#### What to work on
The records below are to be restated word for word, with their images omitted.
:: Supplied material
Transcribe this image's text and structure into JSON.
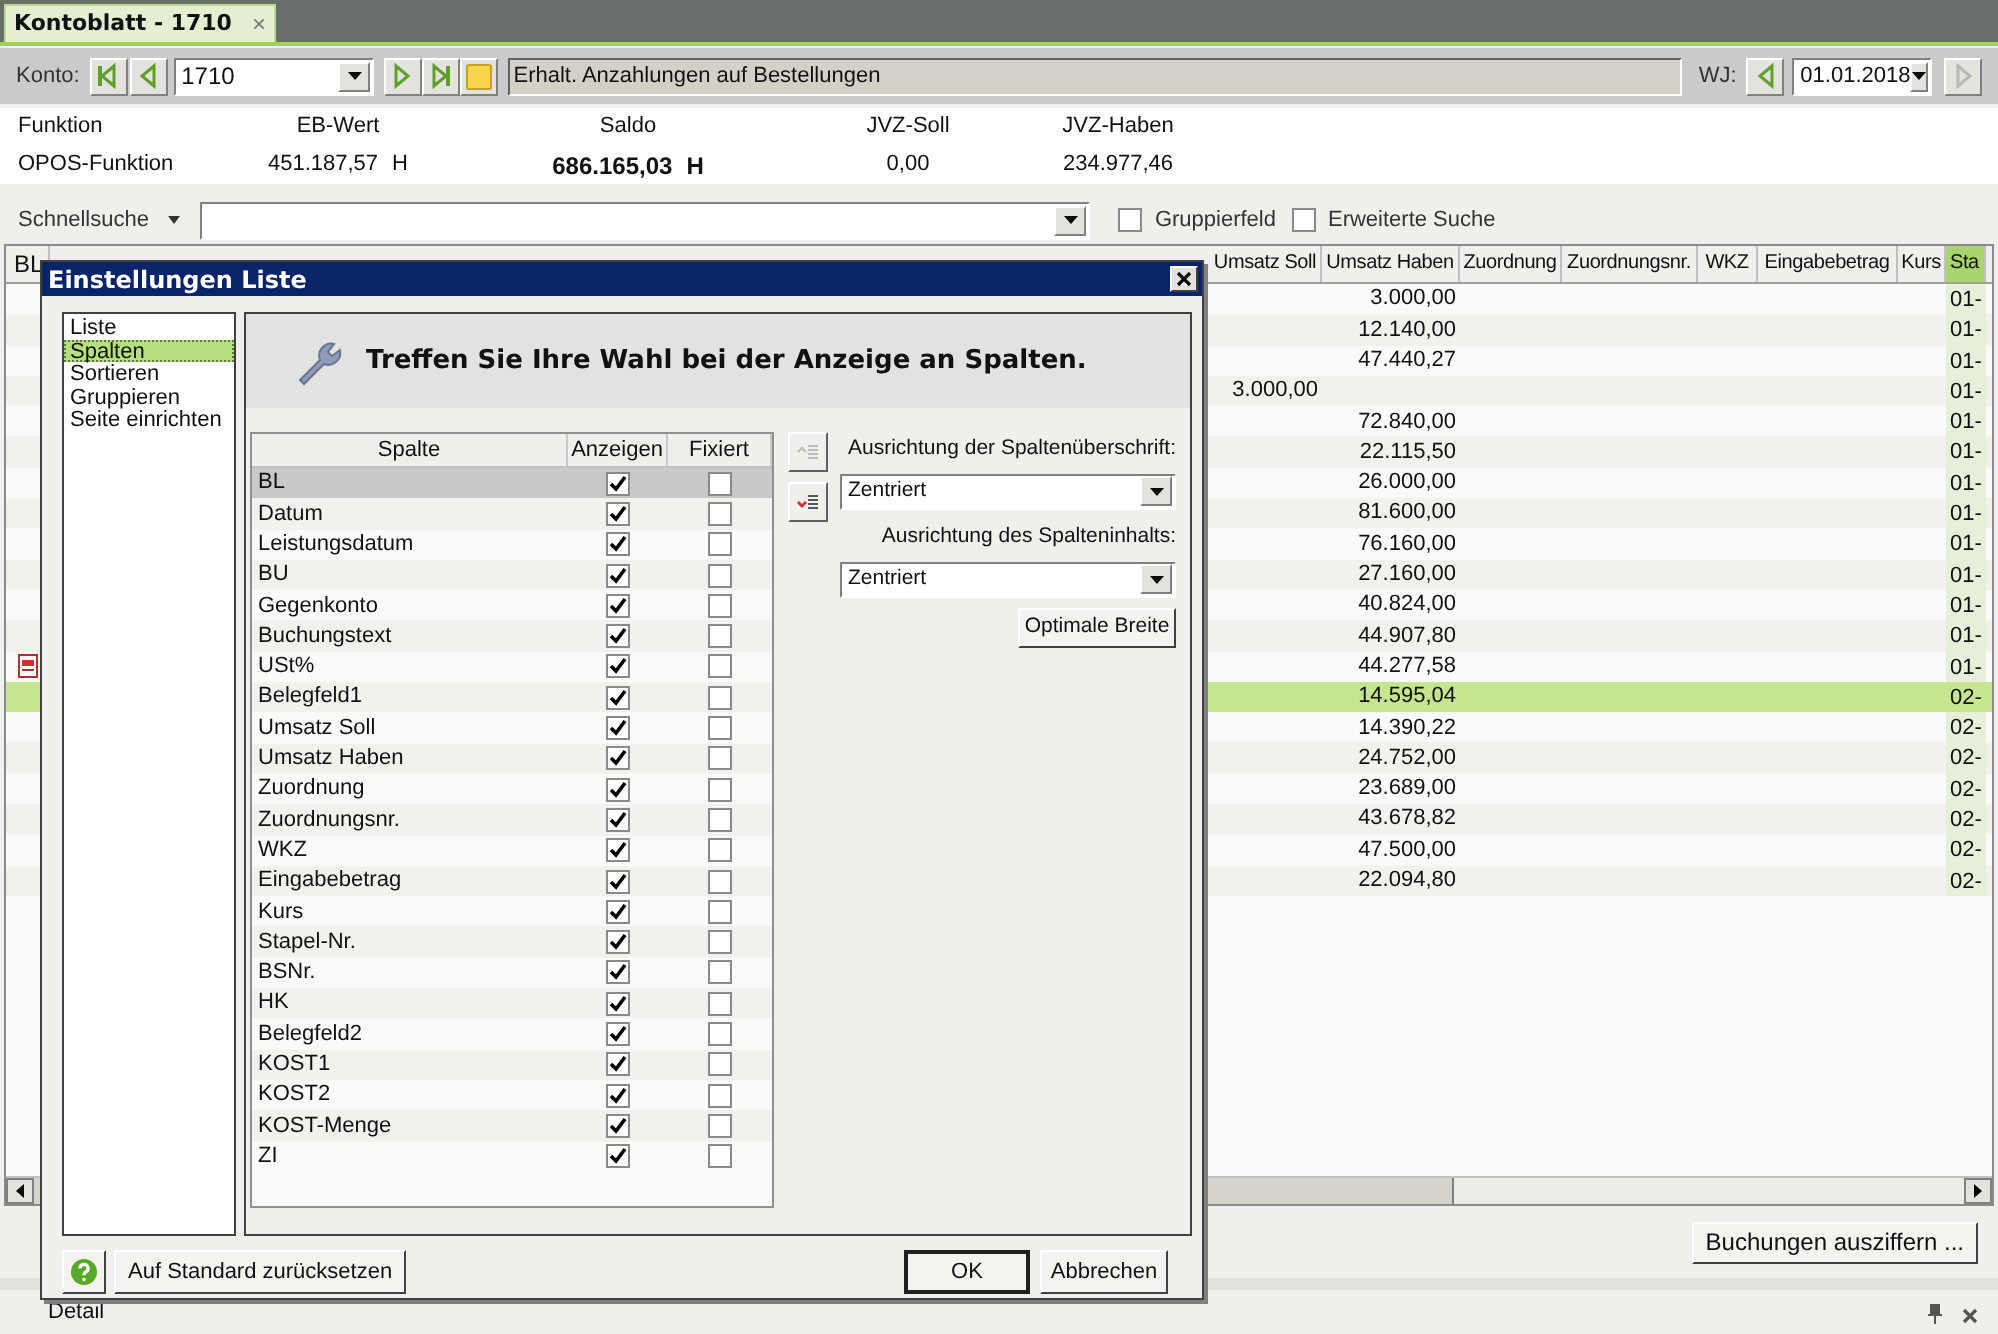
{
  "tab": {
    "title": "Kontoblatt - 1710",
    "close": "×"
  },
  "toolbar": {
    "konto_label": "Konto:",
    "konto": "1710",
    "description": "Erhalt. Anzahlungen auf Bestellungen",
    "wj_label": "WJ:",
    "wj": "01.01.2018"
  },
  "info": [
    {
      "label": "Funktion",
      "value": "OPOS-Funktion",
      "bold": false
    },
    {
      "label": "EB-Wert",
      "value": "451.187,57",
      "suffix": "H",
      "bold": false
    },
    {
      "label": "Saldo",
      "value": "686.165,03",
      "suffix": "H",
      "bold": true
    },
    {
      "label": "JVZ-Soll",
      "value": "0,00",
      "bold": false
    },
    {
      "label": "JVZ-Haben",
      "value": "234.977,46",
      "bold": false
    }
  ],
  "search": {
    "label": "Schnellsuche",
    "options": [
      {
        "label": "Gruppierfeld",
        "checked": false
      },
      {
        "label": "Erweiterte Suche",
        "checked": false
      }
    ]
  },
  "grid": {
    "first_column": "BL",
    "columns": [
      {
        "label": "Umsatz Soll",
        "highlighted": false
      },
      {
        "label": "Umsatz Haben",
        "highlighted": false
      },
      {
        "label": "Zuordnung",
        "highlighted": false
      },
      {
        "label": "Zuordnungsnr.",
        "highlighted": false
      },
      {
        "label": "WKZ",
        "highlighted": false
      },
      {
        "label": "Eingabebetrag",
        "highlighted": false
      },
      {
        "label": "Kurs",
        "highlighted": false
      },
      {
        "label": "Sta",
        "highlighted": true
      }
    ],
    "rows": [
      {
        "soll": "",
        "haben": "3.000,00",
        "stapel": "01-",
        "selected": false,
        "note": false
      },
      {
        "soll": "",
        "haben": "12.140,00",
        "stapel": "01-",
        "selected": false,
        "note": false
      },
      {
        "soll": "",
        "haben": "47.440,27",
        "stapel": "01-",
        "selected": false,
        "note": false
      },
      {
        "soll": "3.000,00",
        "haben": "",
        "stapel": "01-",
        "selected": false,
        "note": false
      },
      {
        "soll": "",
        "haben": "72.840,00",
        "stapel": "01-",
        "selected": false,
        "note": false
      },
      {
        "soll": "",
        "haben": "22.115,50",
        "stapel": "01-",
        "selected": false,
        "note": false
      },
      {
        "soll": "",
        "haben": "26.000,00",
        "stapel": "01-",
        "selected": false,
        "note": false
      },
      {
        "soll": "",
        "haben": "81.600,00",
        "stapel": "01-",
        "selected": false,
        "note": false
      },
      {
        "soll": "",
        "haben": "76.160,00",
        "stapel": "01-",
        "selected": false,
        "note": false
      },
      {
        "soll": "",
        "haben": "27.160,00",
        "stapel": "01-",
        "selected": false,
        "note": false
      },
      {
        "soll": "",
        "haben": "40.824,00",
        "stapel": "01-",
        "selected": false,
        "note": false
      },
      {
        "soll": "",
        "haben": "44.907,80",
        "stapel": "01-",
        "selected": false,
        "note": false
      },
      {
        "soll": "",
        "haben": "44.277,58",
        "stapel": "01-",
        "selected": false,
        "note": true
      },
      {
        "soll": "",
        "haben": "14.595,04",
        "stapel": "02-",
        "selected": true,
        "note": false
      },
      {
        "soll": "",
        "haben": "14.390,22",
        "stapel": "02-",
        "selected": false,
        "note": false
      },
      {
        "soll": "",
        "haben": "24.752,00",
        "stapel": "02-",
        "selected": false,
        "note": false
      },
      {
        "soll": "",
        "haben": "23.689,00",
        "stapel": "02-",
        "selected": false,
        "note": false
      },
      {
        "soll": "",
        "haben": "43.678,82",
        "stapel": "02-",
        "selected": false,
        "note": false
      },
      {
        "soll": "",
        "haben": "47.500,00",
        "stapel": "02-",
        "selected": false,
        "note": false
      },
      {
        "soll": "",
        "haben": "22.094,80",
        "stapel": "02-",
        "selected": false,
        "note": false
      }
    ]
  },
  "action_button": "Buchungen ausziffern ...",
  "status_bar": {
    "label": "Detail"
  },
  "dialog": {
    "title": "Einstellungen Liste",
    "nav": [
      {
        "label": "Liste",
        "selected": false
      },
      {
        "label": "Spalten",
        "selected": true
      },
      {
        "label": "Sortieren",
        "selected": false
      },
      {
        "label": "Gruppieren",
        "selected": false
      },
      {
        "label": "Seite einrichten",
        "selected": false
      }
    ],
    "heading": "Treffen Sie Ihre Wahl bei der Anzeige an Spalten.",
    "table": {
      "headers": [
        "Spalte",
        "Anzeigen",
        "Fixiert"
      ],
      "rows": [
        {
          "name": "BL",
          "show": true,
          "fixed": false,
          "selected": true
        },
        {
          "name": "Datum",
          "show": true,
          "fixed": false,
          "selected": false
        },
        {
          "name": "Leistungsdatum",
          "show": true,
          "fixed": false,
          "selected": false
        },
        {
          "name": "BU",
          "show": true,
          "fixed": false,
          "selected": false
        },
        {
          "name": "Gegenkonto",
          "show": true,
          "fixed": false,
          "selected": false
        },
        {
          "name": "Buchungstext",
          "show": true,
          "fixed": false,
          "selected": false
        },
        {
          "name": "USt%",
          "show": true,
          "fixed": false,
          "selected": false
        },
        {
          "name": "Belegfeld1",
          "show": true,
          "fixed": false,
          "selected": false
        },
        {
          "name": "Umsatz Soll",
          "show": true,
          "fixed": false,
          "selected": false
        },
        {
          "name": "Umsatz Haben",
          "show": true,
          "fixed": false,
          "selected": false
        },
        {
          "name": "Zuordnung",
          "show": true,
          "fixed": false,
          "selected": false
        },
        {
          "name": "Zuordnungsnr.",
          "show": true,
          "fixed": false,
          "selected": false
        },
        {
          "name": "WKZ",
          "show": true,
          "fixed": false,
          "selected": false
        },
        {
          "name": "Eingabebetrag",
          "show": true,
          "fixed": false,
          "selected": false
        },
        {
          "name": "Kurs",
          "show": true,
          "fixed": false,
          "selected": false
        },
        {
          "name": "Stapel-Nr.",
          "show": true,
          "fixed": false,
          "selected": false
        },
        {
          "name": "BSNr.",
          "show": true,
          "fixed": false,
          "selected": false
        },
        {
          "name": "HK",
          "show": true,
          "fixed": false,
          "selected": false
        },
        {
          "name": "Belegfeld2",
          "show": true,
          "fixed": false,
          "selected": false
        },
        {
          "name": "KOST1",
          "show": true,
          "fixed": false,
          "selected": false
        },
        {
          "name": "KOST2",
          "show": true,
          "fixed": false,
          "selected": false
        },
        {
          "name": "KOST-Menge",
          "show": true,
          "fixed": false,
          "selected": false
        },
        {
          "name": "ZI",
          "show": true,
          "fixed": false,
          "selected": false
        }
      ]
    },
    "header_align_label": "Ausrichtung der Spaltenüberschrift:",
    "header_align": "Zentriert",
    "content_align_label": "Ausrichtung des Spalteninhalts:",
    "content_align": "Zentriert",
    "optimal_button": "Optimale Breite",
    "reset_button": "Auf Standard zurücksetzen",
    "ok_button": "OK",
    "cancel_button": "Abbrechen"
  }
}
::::
#### Final answer
Transcribe this image's text and structure into JSON.
{
  "tab": {
    "title": "Kontoblatt - 1710",
    "close": "×"
  },
  "toolbar": {
    "konto_label": "Konto:",
    "konto": "1710",
    "description": "Erhalt. Anzahlungen auf Bestellungen",
    "wj_label": "WJ:",
    "wj": "01.01.2018"
  },
  "info": [
    {
      "label": "Funktion",
      "value": "OPOS-Funktion",
      "bold": false
    },
    {
      "label": "EB-Wert",
      "value": "451.187,57",
      "suffix": "H",
      "bold": false
    },
    {
      "label": "Saldo",
      "value": "686.165,03",
      "suffix": "H",
      "bold": true
    },
    {
      "label": "JVZ-Soll",
      "value": "0,00",
      "bold": false
    },
    {
      "label": "JVZ-Haben",
      "value": "234.977,46",
      "bold": false
    }
  ],
  "search": {
    "label": "Schnellsuche",
    "options": [
      {
        "label": "Gruppierfeld",
        "checked": false
      },
      {
        "label": "Erweiterte Suche",
        "checked": false
      }
    ]
  },
  "grid": {
    "first_column": "BL",
    "columns": [
      {
        "label": "Umsatz Soll",
        "highlighted": false
      },
      {
        "label": "Umsatz Haben",
        "highlighted": false
      },
      {
        "label": "Zuordnung",
        "highlighted": false
      },
      {
        "label": "Zuordnungsnr.",
        "highlighted": false
      },
      {
        "label": "WKZ",
        "highlighted": false
      },
      {
        "label": "Eingabebetrag",
        "highlighted": false
      },
      {
        "label": "Kurs",
        "highlighted": false
      },
      {
        "label": "Sta",
        "highlighted": true
      }
    ],
    "rows": [
      {
        "soll": "",
        "haben": "3.000,00",
        "stapel": "01-",
        "selected": false,
        "note": false
      },
      {
        "soll": "",
        "haben": "12.140,00",
        "stapel": "01-",
        "selected": false,
        "note": false
      },
      {
        "soll": "",
        "haben": "47.440,27",
        "stapel": "01-",
        "selected": false,
        "note": false
      },
      {
        "soll": "3.000,00",
        "haben": "",
        "stapel": "01-",
        "selected": false,
        "note": false
      },
      {
        "soll": "",
        "haben": "72.840,00",
        "stapel": "01-",
        "selected": false,
        "note": false
      },
      {
        "soll": "",
        "haben": "22.115,50",
        "stapel": "01-",
        "selected": false,
        "note": false
      },
      {
        "soll": "",
        "haben": "26.000,00",
        "stapel": "01-",
        "selected": false,
        "note": false
      },
      {
        "soll": "",
        "haben": "81.600,00",
        "stapel": "01-",
        "selected": false,
        "note": false
      },
      {
        "soll": "",
        "haben": "76.160,00",
        "stapel": "01-",
        "selected": false,
        "note": false
      },
      {
        "soll": "",
        "haben": "27.160,00",
        "stapel": "01-",
        "selected": false,
        "note": false
      },
      {
        "soll": "",
        "haben": "40.824,00",
        "stapel": "01-",
        "selected": false,
        "note": false
      },
      {
        "soll": "",
        "haben": "44.907,80",
        "stapel": "01-",
        "selected": false,
        "note": false
      },
      {
        "soll": "",
        "haben": "44.277,58",
        "stapel": "01-",
        "selected": false,
        "note": true
      },
      {
        "soll": "",
        "haben": "14.595,04",
        "stapel": "02-",
        "selected": true,
        "note": false
      },
      {
        "soll": "",
        "haben": "14.390,22",
        "stapel": "02-",
        "selected": false,
        "note": false
      },
      {
        "soll": "",
        "haben": "24.752,00",
        "stapel": "02-",
        "selected": false,
        "note": false
      },
      {
        "soll": "",
        "haben": "23.689,00",
        "stapel": "02-",
        "selected": false,
        "note": false
      },
      {
        "soll": "",
        "haben": "43.678,82",
        "stapel": "02-",
        "selected": false,
        "note": false
      },
      {
        "soll": "",
        "haben": "47.500,00",
        "stapel": "02-",
        "selected": false,
        "note": false
      },
      {
        "soll": "",
        "haben": "22.094,80",
        "stapel": "02-",
        "selected": false,
        "note": false
      }
    ]
  },
  "action_button": "Buchungen ausziffern ...",
  "status_bar": {
    "label": "Detail"
  },
  "dialog": {
    "title": "Einstellungen Liste",
    "nav": [
      {
        "label": "Liste",
        "selected": false
      },
      {
        "label": "Spalten",
        "selected": true
      },
      {
        "label": "Sortieren",
        "selected": false
      },
      {
        "label": "Gruppieren",
        "selected": false
      },
      {
        "label": "Seite einrichten",
        "selected": false
      }
    ],
    "heading": "Treffen Sie Ihre Wahl bei der Anzeige an Spalten.",
    "table": {
      "headers": [
        "Spalte",
        "Anzeigen",
        "Fixiert"
      ],
      "rows": [
        {
          "name": "BL",
          "show": true,
          "fixed": false,
          "selected": true
        },
        {
          "name": "Datum",
          "show": true,
          "fixed": false,
          "selected": false
        },
        {
          "name": "Leistungsdatum",
          "show": true,
          "fixed": false,
          "selected": false
        },
        {
          "name": "BU",
          "show": true,
          "fixed": false,
          "selected": false
        },
        {
          "name": "Gegenkonto",
          "show": true,
          "fixed": false,
          "selected": false
        },
        {
          "name": "Buchungstext",
          "show": true,
          "fixed": false,
          "selected": false
        },
        {
          "name": "USt%",
          "show": true,
          "fixed": false,
          "selected": false
        },
        {
          "name": "Belegfeld1",
          "show": true,
          "fixed": false,
          "selected": false
        },
        {
          "name": "Umsatz Soll",
          "show": true,
          "fixed": false,
          "selected": false
        },
        {
          "name": "Umsatz Haben",
          "show": true,
          "fixed": false,
          "selected": false
        },
        {
          "name": "Zuordnung",
          "show": true,
          "fixed": false,
          "selected": false
        },
        {
          "name": "Zuordnungsnr.",
          "show": true,
          "fixed": false,
          "selected": false
        },
        {
          "name": "WKZ",
          "show": true,
          "fixed": false,
          "selected": false
        },
        {
          "name": "Eingabebetrag",
          "show": true,
          "fixed": false,
          "selected": false
        },
        {
          "name": "Kurs",
          "show": true,
          "fixed": false,
          "selected": false
        },
        {
          "name": "Stapel-Nr.",
          "show": true,
          "fixed": false,
          "selected": false
        },
        {
          "name": "BSNr.",
          "show": true,
          "fixed": false,
          "selected": false
        },
        {
          "name": "HK",
          "show": true,
          "fixed": false,
          "selected": false
        },
        {
          "name": "Belegfeld2",
          "show": true,
          "fixed": false,
          "selected": false
        },
        {
          "name": "KOST1",
          "show": true,
          "fixed": false,
          "selected": false
        },
        {
          "name": "KOST2",
          "show": true,
          "fixed": false,
          "selected": false
        },
        {
          "name": "KOST-Menge",
          "show": true,
          "fixed": false,
          "selected": false
        },
        {
          "name": "ZI",
          "show": true,
          "fixed": false,
          "selected": false
        }
      ]
    },
    "header_align_label": "Ausrichtung der Spaltenüberschrift:",
    "header_align": "Zentriert",
    "content_align_label": "Ausrichtung des Spalteninhalts:",
    "content_align": "Zentriert",
    "optimal_button": "Optimale Breite",
    "reset_button": "Auf Standard zurücksetzen",
    "ok_button": "OK",
    "cancel_button": "Abbrechen"
  }
}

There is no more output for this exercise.